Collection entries
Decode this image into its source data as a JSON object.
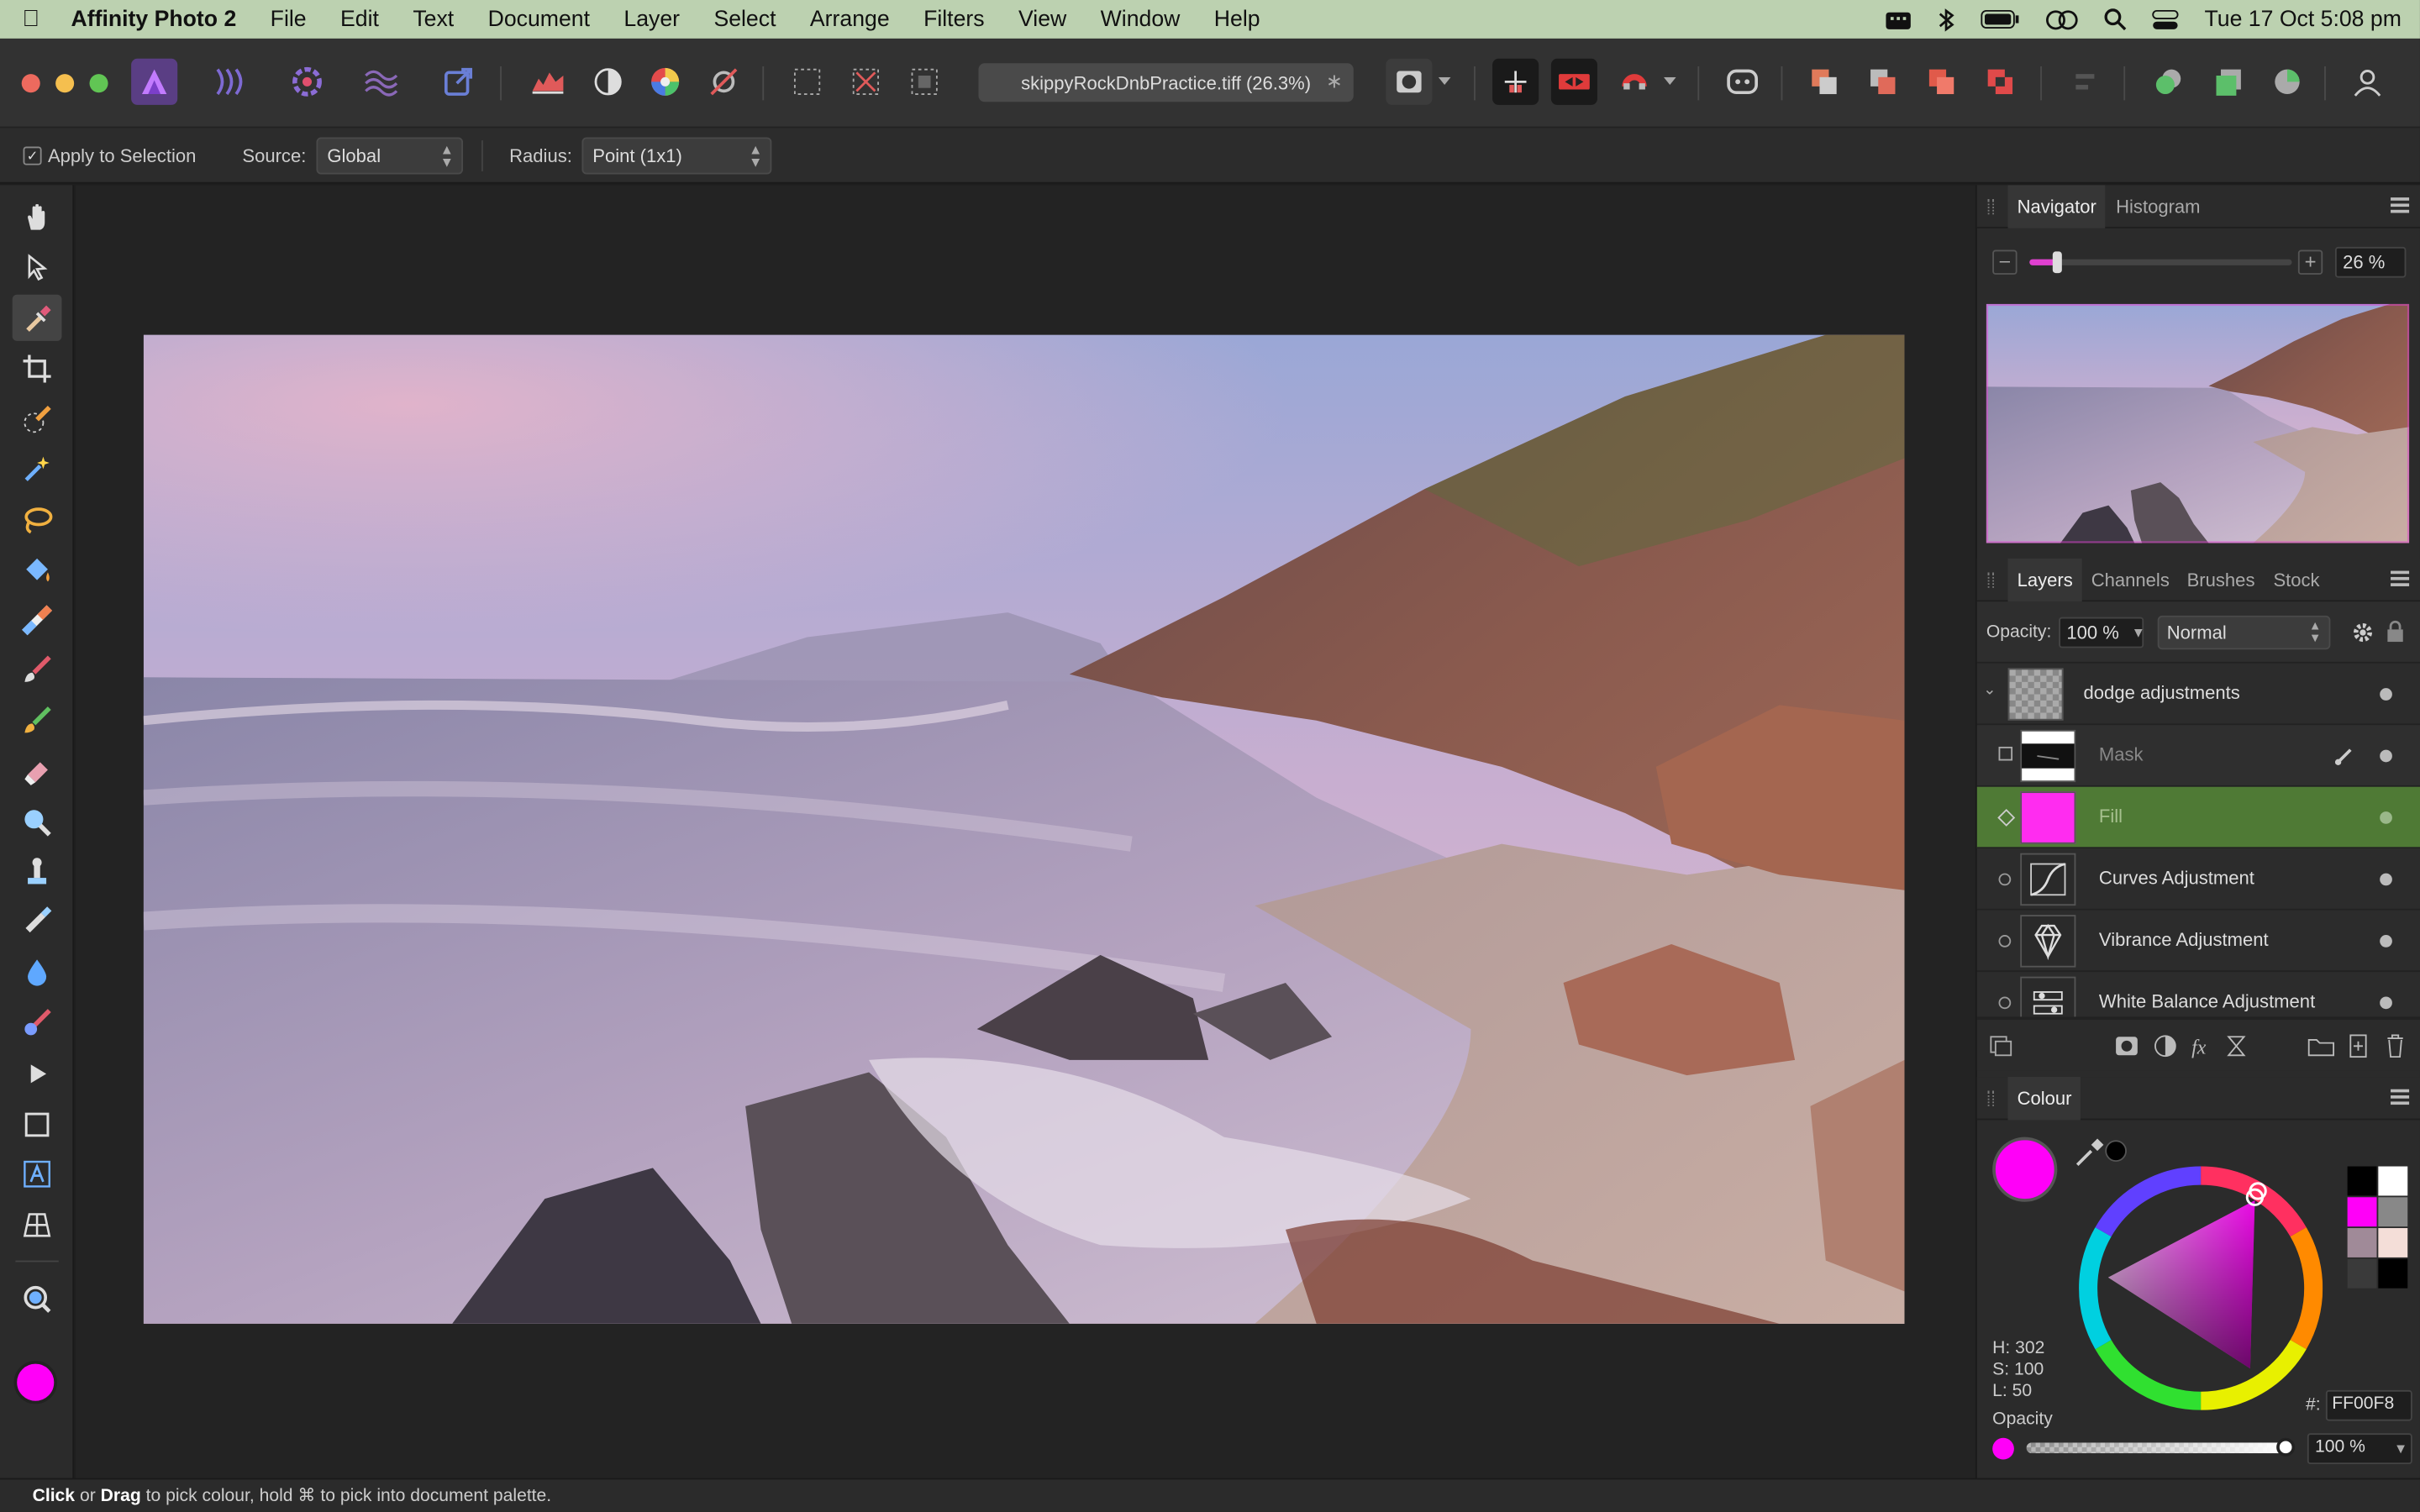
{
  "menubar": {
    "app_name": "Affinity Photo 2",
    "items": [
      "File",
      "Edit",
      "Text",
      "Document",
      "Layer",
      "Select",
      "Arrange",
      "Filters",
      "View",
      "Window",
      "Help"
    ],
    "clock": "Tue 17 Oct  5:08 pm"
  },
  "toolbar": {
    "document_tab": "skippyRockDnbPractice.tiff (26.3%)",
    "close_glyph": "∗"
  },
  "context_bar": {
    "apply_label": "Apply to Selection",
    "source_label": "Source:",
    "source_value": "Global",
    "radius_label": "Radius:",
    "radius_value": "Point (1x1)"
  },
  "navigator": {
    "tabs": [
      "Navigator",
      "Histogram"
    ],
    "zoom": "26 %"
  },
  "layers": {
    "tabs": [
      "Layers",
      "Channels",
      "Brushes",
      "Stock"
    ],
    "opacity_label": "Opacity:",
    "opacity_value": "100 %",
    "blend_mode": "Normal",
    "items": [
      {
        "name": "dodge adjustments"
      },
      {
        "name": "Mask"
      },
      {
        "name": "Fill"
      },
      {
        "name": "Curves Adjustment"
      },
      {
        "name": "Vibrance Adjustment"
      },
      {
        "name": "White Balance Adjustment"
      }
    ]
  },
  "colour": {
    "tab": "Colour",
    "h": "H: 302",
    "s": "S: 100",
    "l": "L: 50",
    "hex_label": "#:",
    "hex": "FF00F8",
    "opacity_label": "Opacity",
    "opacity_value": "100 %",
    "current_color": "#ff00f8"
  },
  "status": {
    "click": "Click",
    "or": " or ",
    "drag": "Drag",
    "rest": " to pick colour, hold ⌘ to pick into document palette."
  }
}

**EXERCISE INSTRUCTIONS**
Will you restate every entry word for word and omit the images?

**TASK RESULT**
Decode this image into its source data as a JSON object.
{
  "menubar": {
    "app_name": "Affinity Photo 2",
    "items": [
      "File",
      "Edit",
      "Text",
      "Document",
      "Layer",
      "Select",
      "Arrange",
      "Filters",
      "View",
      "Window",
      "Help"
    ],
    "clock": "Tue 17 Oct  5:08 pm"
  },
  "toolbar": {
    "document_tab": "skippyRockDnbPractice.tiff (26.3%)",
    "close_glyph": "∗"
  },
  "context_bar": {
    "apply_label": "Apply to Selection",
    "source_label": "Source:",
    "source_value": "Global",
    "radius_label": "Radius:",
    "radius_value": "Point (1x1)"
  },
  "navigator": {
    "tabs": [
      "Navigator",
      "Histogram"
    ],
    "zoom": "26 %"
  },
  "layers": {
    "tabs": [
      "Layers",
      "Channels",
      "Brushes",
      "Stock"
    ],
    "opacity_label": "Opacity:",
    "opacity_value": "100 %",
    "blend_mode": "Normal",
    "items": [
      {
        "name": "dodge adjustments"
      },
      {
        "name": "Mask"
      },
      {
        "name": "Fill"
      },
      {
        "name": "Curves Adjustment"
      },
      {
        "name": "Vibrance Adjustment"
      },
      {
        "name": "White Balance Adjustment"
      }
    ]
  },
  "colour": {
    "tab": "Colour",
    "h": "H: 302",
    "s": "S: 100",
    "l": "L: 50",
    "hex_label": "#:",
    "hex": "FF00F8",
    "opacity_label": "Opacity",
    "opacity_value": "100 %",
    "current_color": "#ff00f8"
  },
  "status": {
    "click": "Click",
    "or": " or ",
    "drag": "Drag",
    "rest": " to pick colour, hold ⌘ to pick into document palette."
  }
}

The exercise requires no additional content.